[TASK INPUTS — start]

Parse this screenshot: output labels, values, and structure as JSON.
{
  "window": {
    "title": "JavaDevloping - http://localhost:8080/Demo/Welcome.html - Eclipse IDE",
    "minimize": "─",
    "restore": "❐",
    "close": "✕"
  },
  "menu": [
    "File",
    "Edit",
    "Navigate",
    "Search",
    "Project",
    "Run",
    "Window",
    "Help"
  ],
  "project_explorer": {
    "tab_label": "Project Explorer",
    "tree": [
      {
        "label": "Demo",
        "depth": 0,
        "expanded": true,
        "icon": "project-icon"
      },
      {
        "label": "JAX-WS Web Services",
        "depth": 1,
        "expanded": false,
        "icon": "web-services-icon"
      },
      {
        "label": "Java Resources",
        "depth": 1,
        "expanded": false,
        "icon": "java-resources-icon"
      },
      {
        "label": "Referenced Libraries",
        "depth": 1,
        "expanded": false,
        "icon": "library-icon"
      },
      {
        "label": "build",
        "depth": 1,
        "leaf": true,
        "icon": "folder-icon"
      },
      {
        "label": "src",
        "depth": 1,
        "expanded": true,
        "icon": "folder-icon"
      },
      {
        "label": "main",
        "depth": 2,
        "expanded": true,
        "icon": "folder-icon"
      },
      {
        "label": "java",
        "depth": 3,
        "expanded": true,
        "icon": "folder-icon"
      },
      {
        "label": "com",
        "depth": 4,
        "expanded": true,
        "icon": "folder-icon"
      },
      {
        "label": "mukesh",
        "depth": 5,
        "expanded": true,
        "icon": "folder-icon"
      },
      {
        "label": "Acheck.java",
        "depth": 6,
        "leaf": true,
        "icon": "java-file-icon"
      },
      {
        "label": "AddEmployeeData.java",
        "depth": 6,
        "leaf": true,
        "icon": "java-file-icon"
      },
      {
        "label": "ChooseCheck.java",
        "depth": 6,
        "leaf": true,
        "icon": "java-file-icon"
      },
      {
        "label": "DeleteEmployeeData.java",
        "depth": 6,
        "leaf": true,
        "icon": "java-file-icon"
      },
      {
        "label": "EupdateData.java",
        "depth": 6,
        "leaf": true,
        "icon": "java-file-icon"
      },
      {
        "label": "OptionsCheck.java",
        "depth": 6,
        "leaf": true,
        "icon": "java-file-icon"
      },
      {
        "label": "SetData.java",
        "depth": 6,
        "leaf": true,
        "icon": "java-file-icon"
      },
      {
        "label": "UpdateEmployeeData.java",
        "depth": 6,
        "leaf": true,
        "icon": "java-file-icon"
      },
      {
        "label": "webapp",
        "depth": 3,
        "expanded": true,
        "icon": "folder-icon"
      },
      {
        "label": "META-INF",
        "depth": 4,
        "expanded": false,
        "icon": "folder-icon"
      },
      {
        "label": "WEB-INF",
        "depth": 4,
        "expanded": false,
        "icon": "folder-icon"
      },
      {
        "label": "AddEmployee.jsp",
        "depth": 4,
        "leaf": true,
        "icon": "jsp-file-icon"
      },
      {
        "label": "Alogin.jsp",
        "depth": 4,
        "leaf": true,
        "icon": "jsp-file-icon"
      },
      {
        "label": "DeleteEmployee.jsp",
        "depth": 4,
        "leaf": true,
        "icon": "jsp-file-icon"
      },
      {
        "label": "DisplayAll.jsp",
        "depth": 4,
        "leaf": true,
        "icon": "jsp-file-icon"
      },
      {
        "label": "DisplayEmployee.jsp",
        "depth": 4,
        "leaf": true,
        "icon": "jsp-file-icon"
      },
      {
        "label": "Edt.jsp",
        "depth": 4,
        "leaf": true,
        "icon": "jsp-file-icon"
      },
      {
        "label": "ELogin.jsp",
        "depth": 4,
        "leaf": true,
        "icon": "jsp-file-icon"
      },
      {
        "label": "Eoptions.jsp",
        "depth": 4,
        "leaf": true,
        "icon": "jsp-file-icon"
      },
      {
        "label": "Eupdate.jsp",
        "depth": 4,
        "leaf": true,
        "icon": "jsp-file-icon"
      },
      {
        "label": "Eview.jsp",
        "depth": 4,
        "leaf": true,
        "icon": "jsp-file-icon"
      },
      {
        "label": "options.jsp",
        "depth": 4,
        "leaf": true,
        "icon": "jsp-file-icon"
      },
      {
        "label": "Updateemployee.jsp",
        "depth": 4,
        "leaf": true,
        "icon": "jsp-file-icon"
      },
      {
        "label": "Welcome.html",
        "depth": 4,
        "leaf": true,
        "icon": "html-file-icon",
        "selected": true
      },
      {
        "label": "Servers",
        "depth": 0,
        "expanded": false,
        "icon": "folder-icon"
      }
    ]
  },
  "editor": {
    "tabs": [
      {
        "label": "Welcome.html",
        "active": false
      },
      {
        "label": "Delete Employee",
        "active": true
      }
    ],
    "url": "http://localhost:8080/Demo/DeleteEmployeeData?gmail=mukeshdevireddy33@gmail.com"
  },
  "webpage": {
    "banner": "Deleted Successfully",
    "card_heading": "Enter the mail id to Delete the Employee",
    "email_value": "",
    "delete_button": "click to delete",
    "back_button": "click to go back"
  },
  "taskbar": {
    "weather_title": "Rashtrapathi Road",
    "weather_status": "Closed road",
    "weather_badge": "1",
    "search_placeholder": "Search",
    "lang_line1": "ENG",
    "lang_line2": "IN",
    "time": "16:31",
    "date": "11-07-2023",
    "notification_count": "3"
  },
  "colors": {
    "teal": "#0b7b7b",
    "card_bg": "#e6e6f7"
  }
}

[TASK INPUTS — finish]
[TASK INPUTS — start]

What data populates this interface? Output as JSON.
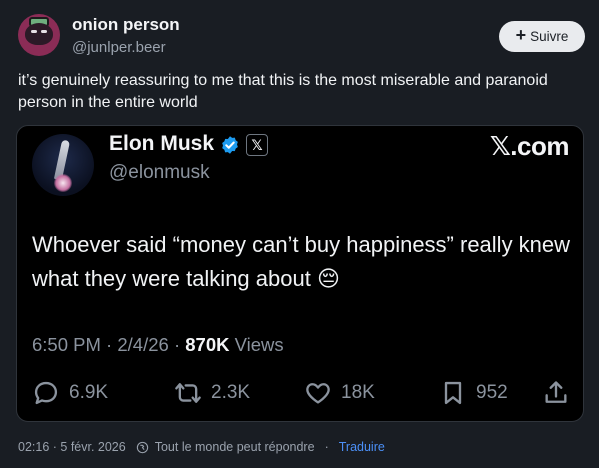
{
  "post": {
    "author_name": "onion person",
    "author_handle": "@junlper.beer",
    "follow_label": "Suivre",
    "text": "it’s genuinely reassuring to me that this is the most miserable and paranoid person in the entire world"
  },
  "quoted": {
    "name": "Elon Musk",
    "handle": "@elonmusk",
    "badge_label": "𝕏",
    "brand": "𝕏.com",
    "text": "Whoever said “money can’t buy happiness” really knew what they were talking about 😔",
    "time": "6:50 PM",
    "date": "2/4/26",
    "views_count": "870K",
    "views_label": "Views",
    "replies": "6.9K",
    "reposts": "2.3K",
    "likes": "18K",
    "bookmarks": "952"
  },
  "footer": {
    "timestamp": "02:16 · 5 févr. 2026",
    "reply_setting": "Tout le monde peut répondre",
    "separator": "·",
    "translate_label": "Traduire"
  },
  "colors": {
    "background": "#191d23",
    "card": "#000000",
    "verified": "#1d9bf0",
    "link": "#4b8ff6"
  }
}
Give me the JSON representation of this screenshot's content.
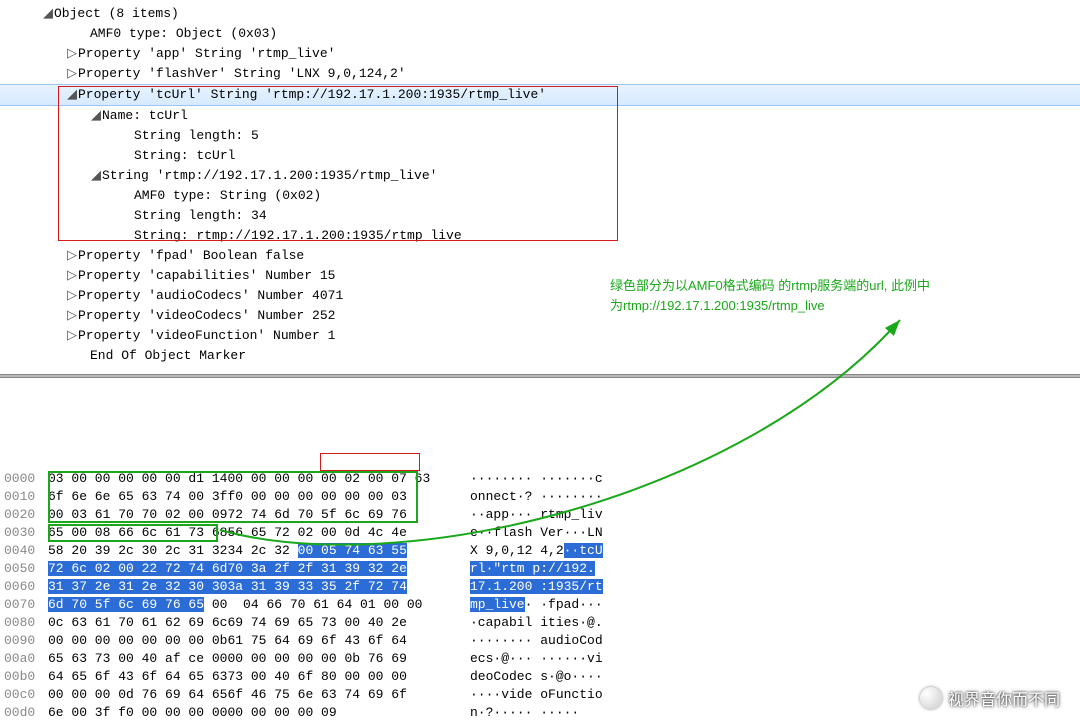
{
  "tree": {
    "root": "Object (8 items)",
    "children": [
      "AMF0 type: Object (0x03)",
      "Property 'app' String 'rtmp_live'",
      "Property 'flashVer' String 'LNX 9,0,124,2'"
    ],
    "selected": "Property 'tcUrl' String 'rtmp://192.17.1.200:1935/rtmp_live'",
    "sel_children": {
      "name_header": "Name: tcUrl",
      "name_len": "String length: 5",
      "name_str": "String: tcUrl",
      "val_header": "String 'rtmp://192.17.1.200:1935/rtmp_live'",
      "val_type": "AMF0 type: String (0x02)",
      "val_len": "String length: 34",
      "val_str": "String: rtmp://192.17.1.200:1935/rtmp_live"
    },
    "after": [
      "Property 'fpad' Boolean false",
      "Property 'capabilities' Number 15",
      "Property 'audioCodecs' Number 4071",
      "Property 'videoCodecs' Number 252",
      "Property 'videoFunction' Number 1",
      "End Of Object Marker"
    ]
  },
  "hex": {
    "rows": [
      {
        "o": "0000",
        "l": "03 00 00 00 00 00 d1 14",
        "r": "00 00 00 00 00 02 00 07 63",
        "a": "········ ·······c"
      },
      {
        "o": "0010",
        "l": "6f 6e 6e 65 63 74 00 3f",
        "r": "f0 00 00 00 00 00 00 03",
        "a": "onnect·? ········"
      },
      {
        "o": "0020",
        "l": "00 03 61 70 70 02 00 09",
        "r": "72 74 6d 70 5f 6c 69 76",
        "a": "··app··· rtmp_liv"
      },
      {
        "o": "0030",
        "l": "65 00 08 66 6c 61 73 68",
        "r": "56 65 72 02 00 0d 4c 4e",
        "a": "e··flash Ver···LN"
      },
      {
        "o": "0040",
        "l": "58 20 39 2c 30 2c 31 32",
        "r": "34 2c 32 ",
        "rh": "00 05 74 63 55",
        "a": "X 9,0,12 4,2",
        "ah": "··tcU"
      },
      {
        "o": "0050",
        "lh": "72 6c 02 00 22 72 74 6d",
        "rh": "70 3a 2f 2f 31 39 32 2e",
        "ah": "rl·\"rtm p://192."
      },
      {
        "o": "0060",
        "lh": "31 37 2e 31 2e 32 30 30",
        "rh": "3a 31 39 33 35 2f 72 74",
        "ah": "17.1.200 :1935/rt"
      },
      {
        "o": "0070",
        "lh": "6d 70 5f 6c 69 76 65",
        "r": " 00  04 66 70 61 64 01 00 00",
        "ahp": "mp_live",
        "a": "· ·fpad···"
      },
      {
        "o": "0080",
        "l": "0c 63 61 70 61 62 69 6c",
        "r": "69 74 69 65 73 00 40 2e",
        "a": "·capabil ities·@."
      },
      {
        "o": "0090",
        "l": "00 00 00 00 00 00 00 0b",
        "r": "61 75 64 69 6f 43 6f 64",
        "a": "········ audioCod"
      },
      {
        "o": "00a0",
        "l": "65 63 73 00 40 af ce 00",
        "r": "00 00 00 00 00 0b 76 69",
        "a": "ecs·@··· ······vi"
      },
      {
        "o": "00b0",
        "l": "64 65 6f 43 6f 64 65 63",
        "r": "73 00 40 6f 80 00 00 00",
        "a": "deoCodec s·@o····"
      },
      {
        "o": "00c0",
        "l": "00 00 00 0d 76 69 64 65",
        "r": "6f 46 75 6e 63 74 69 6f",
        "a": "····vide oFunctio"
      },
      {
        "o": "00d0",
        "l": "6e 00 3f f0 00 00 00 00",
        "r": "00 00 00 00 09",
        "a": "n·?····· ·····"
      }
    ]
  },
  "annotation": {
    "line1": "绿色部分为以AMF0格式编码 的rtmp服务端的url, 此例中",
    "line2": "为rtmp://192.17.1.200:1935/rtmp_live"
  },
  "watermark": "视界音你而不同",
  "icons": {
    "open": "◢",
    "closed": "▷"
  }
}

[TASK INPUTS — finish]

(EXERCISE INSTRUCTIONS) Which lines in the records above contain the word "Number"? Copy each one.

(ANSWER BELOW)
      "Property 'capabilities' Number 15",
      "Property 'audioCodecs' Number 4071",
      "Property 'videoCodecs' Number 252",
      "Property 'videoFunction' Number 1",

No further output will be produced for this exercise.